▶ **Work request**
Give back each line of the data exactly.
-=-=-
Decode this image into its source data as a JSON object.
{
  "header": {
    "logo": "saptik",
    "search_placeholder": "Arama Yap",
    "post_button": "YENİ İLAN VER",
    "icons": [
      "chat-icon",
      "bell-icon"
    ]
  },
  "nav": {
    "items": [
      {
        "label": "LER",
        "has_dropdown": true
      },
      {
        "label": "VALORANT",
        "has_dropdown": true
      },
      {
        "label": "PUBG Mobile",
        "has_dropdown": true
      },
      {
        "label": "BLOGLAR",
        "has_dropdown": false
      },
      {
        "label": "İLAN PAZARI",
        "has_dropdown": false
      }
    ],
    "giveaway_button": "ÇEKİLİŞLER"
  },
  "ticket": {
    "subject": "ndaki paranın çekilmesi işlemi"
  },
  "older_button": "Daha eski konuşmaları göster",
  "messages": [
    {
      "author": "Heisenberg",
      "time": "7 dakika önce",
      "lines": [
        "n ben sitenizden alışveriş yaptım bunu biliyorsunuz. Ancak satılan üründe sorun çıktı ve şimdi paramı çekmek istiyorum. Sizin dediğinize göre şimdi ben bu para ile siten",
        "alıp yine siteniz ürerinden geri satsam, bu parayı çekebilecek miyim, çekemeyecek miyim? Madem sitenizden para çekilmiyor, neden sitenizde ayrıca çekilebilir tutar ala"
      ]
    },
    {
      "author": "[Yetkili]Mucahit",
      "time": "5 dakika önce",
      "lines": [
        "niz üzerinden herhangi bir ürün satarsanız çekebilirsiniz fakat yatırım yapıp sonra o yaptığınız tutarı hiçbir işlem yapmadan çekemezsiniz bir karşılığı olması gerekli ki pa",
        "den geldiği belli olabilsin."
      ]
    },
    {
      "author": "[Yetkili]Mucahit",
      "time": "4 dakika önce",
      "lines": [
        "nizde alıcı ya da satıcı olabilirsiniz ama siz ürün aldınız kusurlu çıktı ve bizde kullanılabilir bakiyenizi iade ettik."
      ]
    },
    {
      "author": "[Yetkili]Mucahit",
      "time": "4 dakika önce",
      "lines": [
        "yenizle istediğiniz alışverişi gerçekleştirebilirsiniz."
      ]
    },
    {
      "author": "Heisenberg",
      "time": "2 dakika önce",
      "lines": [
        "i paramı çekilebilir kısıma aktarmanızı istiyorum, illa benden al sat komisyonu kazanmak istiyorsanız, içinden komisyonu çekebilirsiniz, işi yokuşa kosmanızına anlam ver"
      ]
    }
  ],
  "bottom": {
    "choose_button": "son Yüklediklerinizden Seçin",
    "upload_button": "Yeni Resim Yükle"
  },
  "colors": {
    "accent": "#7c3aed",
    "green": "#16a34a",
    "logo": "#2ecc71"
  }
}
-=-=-
▶ **Result for this task**
Decode this image into its source data as a JSON object.
{
  "header": {
    "logo": "saptik",
    "search_placeholder": "Arama Yap",
    "post_button": "YENİ İLAN VER",
    "icons": [
      "chat-icon",
      "bell-icon"
    ]
  },
  "nav": {
    "items": [
      {
        "label": "LER",
        "has_dropdown": true
      },
      {
        "label": "VALORANT",
        "has_dropdown": true
      },
      {
        "label": "PUBG Mobile",
        "has_dropdown": true
      },
      {
        "label": "BLOGLAR",
        "has_dropdown": false
      },
      {
        "label": "İLAN PAZARI",
        "has_dropdown": false
      }
    ],
    "giveaway_button": "ÇEKİLİŞLER"
  },
  "ticket": {
    "subject": "ndaki paranın çekilmesi işlemi"
  },
  "older_button": "Daha eski konuşmaları göster",
  "messages": [
    {
      "author": "Heisenberg",
      "time": "7 dakika önce",
      "lines": [
        "n ben sitenizden alışveriş yaptım bunu biliyorsunuz. Ancak satılan üründe sorun çıktı ve şimdi paramı çekmek istiyorum. Sizin dediğinize göre şimdi ben bu para ile siten",
        "alıp yine siteniz ürerinden geri satsam, bu parayı çekebilecek miyim, çekemeyecek miyim? Madem sitenizden para çekilmiyor, neden sitenizde ayrıca çekilebilir tutar ala"
      ]
    },
    {
      "author": "[Yetkili]Mucahit",
      "time": "5 dakika önce",
      "lines": [
        "niz üzerinden herhangi bir ürün satarsanız çekebilirsiniz fakat yatırım yapıp sonra o yaptığınız tutarı hiçbir işlem yapmadan çekemezsiniz bir karşılığı olması gerekli ki pa",
        "den geldiği belli olabilsin."
      ]
    },
    {
      "author": "[Yetkili]Mucahit",
      "time": "4 dakika önce",
      "lines": [
        "nizde alıcı ya da satıcı olabilirsiniz ama siz ürün aldınız kusurlu çıktı ve bizde kullanılabilir bakiyenizi iade ettik."
      ]
    },
    {
      "author": "[Yetkili]Mucahit",
      "time": "4 dakika önce",
      "lines": [
        "yenizle istediğiniz alışverişi gerçekleştirebilirsiniz."
      ]
    },
    {
      "author": "Heisenberg",
      "time": "2 dakika önce",
      "lines": [
        "i paramı çekilebilir kısıma aktarmanızı istiyorum, illa benden al sat komisyonu kazanmak istiyorsanız, içinden komisyonu çekebilirsiniz, işi yokuşa kosmanızına anlam ver"
      ]
    }
  ],
  "bottom": {
    "choose_button": "son Yüklediklerinizden Seçin",
    "upload_button": "Yeni Resim Yükle"
  },
  "colors": {
    "accent": "#7c3aed",
    "green": "#16a34a",
    "logo": "#2ecc71"
  }
}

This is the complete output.